• **Exercise**
Please copy every line with the string "label" from the entries below.

• **Records from a collection**
§ §

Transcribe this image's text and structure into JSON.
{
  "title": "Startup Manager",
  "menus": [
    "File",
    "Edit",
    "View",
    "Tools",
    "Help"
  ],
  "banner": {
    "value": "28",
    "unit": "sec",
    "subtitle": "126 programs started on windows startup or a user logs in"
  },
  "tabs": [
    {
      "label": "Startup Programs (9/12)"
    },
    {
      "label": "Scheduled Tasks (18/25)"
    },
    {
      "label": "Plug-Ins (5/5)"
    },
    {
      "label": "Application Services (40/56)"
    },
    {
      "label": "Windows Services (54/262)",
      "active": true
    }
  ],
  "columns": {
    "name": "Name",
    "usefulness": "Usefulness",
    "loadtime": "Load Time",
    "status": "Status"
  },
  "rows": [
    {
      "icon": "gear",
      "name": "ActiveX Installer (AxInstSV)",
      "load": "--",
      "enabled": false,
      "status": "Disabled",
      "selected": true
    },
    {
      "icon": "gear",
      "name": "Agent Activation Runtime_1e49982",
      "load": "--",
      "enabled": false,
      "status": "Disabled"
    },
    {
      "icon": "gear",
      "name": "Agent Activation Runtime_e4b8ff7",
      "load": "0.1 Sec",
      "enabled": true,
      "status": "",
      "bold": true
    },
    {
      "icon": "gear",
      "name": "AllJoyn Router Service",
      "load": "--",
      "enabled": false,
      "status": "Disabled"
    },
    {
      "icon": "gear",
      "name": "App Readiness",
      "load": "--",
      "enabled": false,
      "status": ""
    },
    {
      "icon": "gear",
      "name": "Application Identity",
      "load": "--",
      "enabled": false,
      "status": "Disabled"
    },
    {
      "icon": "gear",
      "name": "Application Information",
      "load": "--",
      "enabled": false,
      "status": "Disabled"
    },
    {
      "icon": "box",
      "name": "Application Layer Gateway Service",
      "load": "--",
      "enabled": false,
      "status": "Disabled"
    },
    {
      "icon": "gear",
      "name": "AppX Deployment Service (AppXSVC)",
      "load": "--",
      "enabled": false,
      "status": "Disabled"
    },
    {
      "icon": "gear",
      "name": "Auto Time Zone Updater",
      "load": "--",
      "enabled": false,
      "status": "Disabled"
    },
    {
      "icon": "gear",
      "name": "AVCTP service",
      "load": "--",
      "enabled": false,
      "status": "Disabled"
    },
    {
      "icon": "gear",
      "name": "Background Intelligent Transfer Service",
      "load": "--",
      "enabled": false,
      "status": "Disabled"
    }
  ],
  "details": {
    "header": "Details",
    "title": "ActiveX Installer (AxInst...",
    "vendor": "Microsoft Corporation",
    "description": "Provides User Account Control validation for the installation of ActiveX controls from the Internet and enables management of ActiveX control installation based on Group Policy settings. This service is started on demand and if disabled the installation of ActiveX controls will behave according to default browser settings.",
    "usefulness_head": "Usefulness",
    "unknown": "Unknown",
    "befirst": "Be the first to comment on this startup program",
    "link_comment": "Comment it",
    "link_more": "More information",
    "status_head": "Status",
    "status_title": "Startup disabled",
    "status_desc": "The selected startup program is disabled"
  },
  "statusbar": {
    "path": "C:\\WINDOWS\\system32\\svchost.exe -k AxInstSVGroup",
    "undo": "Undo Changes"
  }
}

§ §

• **Task result**
      "label": "Startup Programs (9/12)"
      "label": "Scheduled Tasks (18/25)"
      "label": "Plug-Ins (5/5)"
      "label": "Application Services (40/56)"
      "label": "Windows Services (54/262)",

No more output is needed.